=== What is expected ===
Restate all entries word for word, minus pictures.

** Opening Record extracts block **

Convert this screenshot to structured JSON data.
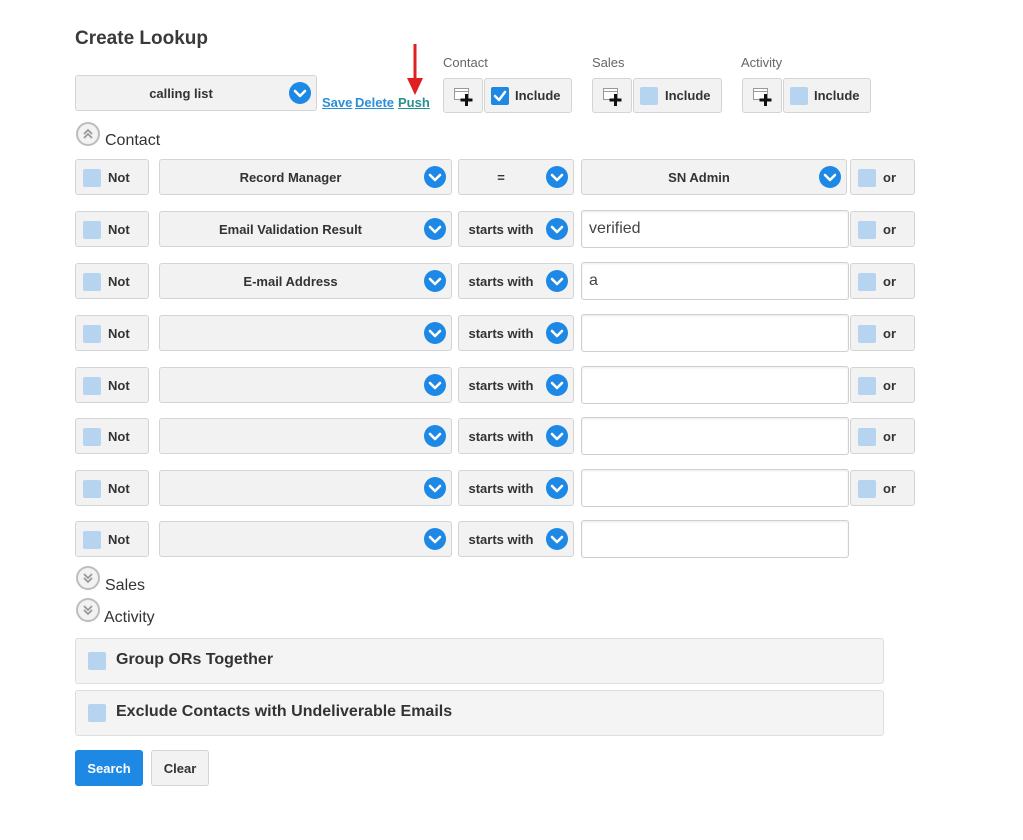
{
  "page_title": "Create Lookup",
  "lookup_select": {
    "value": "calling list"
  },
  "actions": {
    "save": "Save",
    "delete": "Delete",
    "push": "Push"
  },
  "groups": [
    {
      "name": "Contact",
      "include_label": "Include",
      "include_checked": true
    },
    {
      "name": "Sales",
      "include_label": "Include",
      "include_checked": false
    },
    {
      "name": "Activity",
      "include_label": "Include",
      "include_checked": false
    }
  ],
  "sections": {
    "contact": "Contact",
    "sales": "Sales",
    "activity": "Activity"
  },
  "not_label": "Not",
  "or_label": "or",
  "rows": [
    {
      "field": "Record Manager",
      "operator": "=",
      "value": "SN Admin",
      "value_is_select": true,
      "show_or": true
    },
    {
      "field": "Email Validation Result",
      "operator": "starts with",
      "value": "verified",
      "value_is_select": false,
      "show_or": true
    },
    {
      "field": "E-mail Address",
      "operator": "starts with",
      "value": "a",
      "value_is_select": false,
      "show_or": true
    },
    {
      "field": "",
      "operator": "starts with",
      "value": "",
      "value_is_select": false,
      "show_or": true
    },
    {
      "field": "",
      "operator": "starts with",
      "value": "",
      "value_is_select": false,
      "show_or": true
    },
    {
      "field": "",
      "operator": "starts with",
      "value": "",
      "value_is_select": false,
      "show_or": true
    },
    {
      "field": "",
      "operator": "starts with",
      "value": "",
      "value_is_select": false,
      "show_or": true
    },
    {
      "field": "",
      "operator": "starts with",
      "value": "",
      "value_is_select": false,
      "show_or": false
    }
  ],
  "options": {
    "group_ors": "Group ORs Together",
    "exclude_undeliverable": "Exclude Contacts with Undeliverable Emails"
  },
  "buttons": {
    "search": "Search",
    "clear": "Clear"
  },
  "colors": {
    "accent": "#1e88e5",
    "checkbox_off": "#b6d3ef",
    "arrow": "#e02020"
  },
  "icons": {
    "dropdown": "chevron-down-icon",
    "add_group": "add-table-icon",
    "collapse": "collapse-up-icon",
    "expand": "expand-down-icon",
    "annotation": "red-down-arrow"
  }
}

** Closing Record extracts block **

=== Result of this task ===
Convert this screenshot to structured JSON data.
{
  "page_title": "Create Lookup",
  "lookup_select": {
    "value": "calling list"
  },
  "actions": {
    "save": "Save",
    "delete": "Delete",
    "push": "Push"
  },
  "groups": [
    {
      "name": "Contact",
      "include_label": "Include",
      "include_checked": true
    },
    {
      "name": "Sales",
      "include_label": "Include",
      "include_checked": false
    },
    {
      "name": "Activity",
      "include_label": "Include",
      "include_checked": false
    }
  ],
  "sections": {
    "contact": "Contact",
    "sales": "Sales",
    "activity": "Activity"
  },
  "not_label": "Not",
  "or_label": "or",
  "rows": [
    {
      "field": "Record Manager",
      "operator": "=",
      "value": "SN Admin",
      "value_is_select": true,
      "show_or": true
    },
    {
      "field": "Email Validation Result",
      "operator": "starts with",
      "value": "verified",
      "value_is_select": false,
      "show_or": true
    },
    {
      "field": "E-mail Address",
      "operator": "starts with",
      "value": "a",
      "value_is_select": false,
      "show_or": true
    },
    {
      "field": "",
      "operator": "starts with",
      "value": "",
      "value_is_select": false,
      "show_or": true
    },
    {
      "field": "",
      "operator": "starts with",
      "value": "",
      "value_is_select": false,
      "show_or": true
    },
    {
      "field": "",
      "operator": "starts with",
      "value": "",
      "value_is_select": false,
      "show_or": true
    },
    {
      "field": "",
      "operator": "starts with",
      "value": "",
      "value_is_select": false,
      "show_or": true
    },
    {
      "field": "",
      "operator": "starts with",
      "value": "",
      "value_is_select": false,
      "show_or": false
    }
  ],
  "options": {
    "group_ors": "Group ORs Together",
    "exclude_undeliverable": "Exclude Contacts with Undeliverable Emails"
  },
  "buttons": {
    "search": "Search",
    "clear": "Clear"
  },
  "colors": {
    "accent": "#1e88e5",
    "checkbox_off": "#b6d3ef",
    "arrow": "#e02020"
  },
  "icons": {
    "dropdown": "chevron-down-icon",
    "add_group": "add-table-icon",
    "collapse": "collapse-up-icon",
    "expand": "expand-down-icon",
    "annotation": "red-down-arrow"
  }
}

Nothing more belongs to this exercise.